- EXERCISE DIRECTIONS: The reply must reproduce each line below exactly.

(Entries taken from a collection)

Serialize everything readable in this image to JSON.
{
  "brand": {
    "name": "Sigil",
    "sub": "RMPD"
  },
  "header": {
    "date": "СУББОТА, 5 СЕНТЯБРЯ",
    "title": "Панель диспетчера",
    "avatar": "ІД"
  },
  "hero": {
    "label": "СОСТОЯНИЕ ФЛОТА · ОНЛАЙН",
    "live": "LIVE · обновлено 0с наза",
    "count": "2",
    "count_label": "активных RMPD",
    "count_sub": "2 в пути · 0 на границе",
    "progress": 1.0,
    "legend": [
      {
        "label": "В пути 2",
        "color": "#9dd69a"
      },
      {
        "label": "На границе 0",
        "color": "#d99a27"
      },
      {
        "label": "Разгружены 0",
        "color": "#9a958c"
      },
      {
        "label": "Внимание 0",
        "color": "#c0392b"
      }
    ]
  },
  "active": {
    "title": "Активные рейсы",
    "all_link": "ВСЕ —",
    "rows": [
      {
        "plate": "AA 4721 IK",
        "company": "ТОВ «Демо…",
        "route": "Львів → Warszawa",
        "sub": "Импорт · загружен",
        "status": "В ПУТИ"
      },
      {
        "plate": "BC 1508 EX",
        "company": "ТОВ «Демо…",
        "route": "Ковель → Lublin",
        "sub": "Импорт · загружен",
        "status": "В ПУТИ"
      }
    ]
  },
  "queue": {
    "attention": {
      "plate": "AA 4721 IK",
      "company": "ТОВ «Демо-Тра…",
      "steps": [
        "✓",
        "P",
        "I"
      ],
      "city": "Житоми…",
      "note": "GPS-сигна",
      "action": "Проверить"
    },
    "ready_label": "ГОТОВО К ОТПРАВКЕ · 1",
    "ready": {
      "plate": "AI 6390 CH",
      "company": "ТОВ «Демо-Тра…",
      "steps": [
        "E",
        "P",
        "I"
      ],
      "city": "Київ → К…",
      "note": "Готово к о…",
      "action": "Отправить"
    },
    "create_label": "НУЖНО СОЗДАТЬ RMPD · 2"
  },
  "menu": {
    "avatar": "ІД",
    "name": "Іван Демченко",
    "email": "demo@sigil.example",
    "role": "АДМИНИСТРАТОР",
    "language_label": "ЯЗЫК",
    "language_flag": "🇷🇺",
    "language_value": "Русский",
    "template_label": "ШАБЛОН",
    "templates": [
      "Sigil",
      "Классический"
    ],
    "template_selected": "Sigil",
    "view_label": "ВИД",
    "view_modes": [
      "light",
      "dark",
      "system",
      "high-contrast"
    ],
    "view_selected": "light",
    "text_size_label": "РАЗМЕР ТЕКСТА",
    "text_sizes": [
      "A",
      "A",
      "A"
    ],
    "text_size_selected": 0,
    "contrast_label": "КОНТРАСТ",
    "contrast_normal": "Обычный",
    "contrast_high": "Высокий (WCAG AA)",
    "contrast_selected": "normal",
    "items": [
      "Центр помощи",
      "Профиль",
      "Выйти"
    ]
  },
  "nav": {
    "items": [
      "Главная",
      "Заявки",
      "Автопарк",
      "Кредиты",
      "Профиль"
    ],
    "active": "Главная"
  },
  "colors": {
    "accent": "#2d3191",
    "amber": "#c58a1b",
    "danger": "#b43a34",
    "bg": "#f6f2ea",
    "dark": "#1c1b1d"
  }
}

- RESULT:
Serialize everything readable in this image to JSON.
{
  "brand": {
    "name": "Sigil",
    "sub": "RMPD"
  },
  "header": {
    "date": "СУББОТА, 5 СЕНТЯБРЯ",
    "title": "Панель диспетчера",
    "avatar": "ІД"
  },
  "hero": {
    "label": "СОСТОЯНИЕ ФЛОТА · ОНЛАЙН",
    "live": "LIVE · обновлено 0с наза",
    "count": "2",
    "count_label": "активных RMPD",
    "count_sub": "2 в пути · 0 на границе",
    "progress": 1.0,
    "legend": [
      {
        "label": "В пути 2",
        "color": "#9dd69a"
      },
      {
        "label": "На границе 0",
        "color": "#d99a27"
      },
      {
        "label": "Разгружены 0",
        "color": "#9a958c"
      },
      {
        "label": "Внимание 0",
        "color": "#c0392b"
      }
    ]
  },
  "active": {
    "title": "Активные рейсы",
    "all_link": "ВСЕ —",
    "rows": [
      {
        "plate": "AA 4721 IK",
        "company": "ТОВ «Демо…",
        "route": "Львів → Warszawa",
        "sub": "Импорт · загружен",
        "status": "В ПУТИ"
      },
      {
        "plate": "BC 1508 EX",
        "company": "ТОВ «Демо…",
        "route": "Ковель → Lublin",
        "sub": "Импорт · загружен",
        "status": "В ПУТИ"
      }
    ]
  },
  "queue": {
    "attention": {
      "plate": "AA 4721 IK",
      "company": "ТОВ «Демо-Тра…",
      "steps": [
        "✓",
        "P",
        "I"
      ],
      "city": "Житоми…",
      "note": "GPS-сигна",
      "action": "Проверить"
    },
    "ready_label": "ГОТОВО К ОТПРАВКЕ · 1",
    "ready": {
      "plate": "AI 6390 CH",
      "company": "ТОВ «Демо-Тра…",
      "steps": [
        "E",
        "P",
        "I"
      ],
      "city": "Київ → К…",
      "note": "Готово к о…",
      "action": "Отправить"
    },
    "create_label": "НУЖНО СОЗДАТЬ RMPD · 2"
  },
  "menu": {
    "avatar": "ІД",
    "name": "Іван Демченко",
    "email": "demo@sigil.example",
    "role": "АДМИНИСТРАТОР",
    "language_label": "ЯЗЫК",
    "language_flag": "🇷🇺",
    "language_value": "Русский",
    "template_label": "ШАБЛОН",
    "templates": [
      "Sigil",
      "Классический"
    ],
    "template_selected": "Sigil",
    "view_label": "ВИД",
    "view_modes": [
      "light",
      "dark",
      "system",
      "high-contrast"
    ],
    "view_selected": "light",
    "text_size_label": "РАЗМЕР ТЕКСТА",
    "text_sizes": [
      "A",
      "A",
      "A"
    ],
    "text_size_selected": 0,
    "contrast_label": "КОНТРАСТ",
    "contrast_normal": "Обычный",
    "contrast_high": "Высокий (WCAG AA)",
    "contrast_selected": "normal",
    "items": [
      "Центр помощи",
      "Профиль",
      "Выйти"
    ]
  },
  "nav": {
    "items": [
      "Главная",
      "Заявки",
      "Автопарк",
      "Кредиты",
      "Профиль"
    ],
    "active": "Главная"
  },
  "colors": {
    "accent": "#2d3191",
    "amber": "#c58a1b",
    "danger": "#b43a34",
    "bg": "#f6f2ea",
    "dark": "#1c1b1d"
  }
}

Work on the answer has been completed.